Abstract:

Since its declaration of independence in 1991, Georgia has - as other former Soviet Union states - undergone dramatic transformation processes. Processes like privatisation of land and implementation of new organisational structures for land management and product delivery have caused environmental problems such as land degradation, soil erosion, and decrease in biodiversity, and resulted in societal changes such as pauperisation followed by migration. Climate change has aggravated the environmental problems. Thus, research that aims to foster sustainable land use, land development, and quality of life in this part of the world is urgently needed.

In this context, the proposed three-year research project aims at developing and applying an interdisciplinary and multi-scale approach, focussing on two study regions in the Greater and in the Lesser Caucasus Range of Georgia.


The methodological concept of the research project involves three major steps:

(I) the development of a consistent hierarchical classification of landscape patterns,

(II) the analysis of interrelationships between environmental and societal processes under consideration of these patterns, and

(III) the formulation of regionally differentiated recommendations for sustainable land use and land development.

The term environment refers to physical and biotic conditions and processes, land use and land-use change. Research on societal processes concentrates on socio-economics. Step I will be mainly based on high-resolution digital maps and GIS analyses. The resulting common database will allow for calculating trade-offs between environmental, land-use dependent and socio-economic processes at multiple spatial scales and for formulating recommendations for sustainable land use and land development. To gain a better understanding of the complex interplay between the processes (step II), these will be qualitatively and quantitatively analysed in a network of four project units (A to D) including eight subprojects.

Project structure

Project unit A (one Post-Doc; also involved in step I and III) will analyse changes in landscape structure and land use from about 1960 to 2009.

Project unit B (two PhD students) focuses on climate change and mass wasting events. Within this project unit, subproject B 1 aims at analysing changes in air temperature, precipitation, glacier retreat, and related changes in water run-off. Subproject B 2 aims at strengthening the understanding of recent mass wasting events and at identifying high-risk zones for future landslides.

Project unit C (two PhD students) concentrates on changes in phytodiversity. Indicators of past land-use change, significance of root-soil systems for land erosion, and potentials for land development will be investigated at various spatial scales. This includes cooperative research on above- and belowground vegetation (subprojects C1 and C2).

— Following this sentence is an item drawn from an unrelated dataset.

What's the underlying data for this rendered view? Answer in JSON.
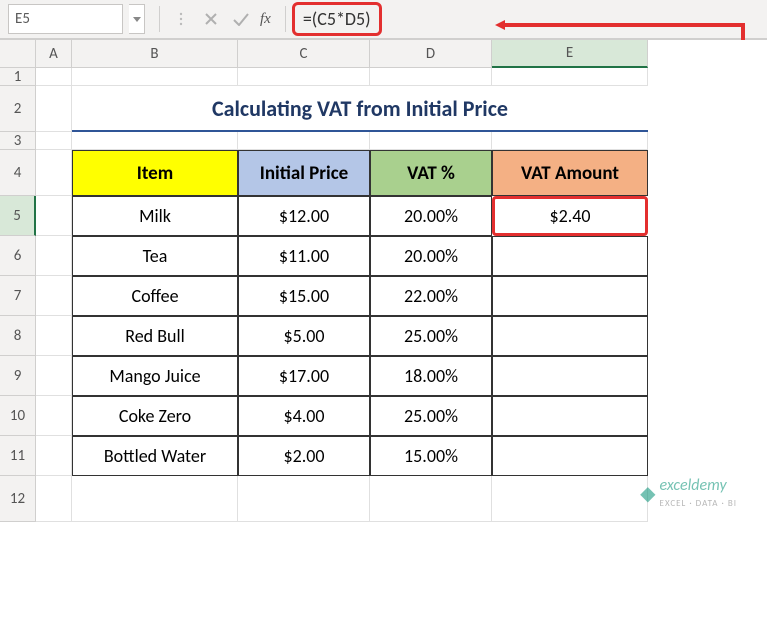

Project unit D (three PhD students) analyses societal changes at the landscape and regional scale. In Project D integrates a household survey at the landscape scale (D1), expert-interviews and focus group discussions at the regional scale (D2) and the development of a concept for sustainable tourism activities (D3).

In all subprojects, disciplinary analyses will go hand-in-hand with interdisciplinary research on interrelationships between environmental and societal processes. Results will build the basis for the interdisciplinary formulation of recommendations on sustainable land use and land development in step III.

Recommendations will be handed-out to and discussed with governmental organisations and NGO’s in Georgia. In the frame of the project, a kick-off meeting, a symposium, and a closing meeting will be conducted in Tbilisi.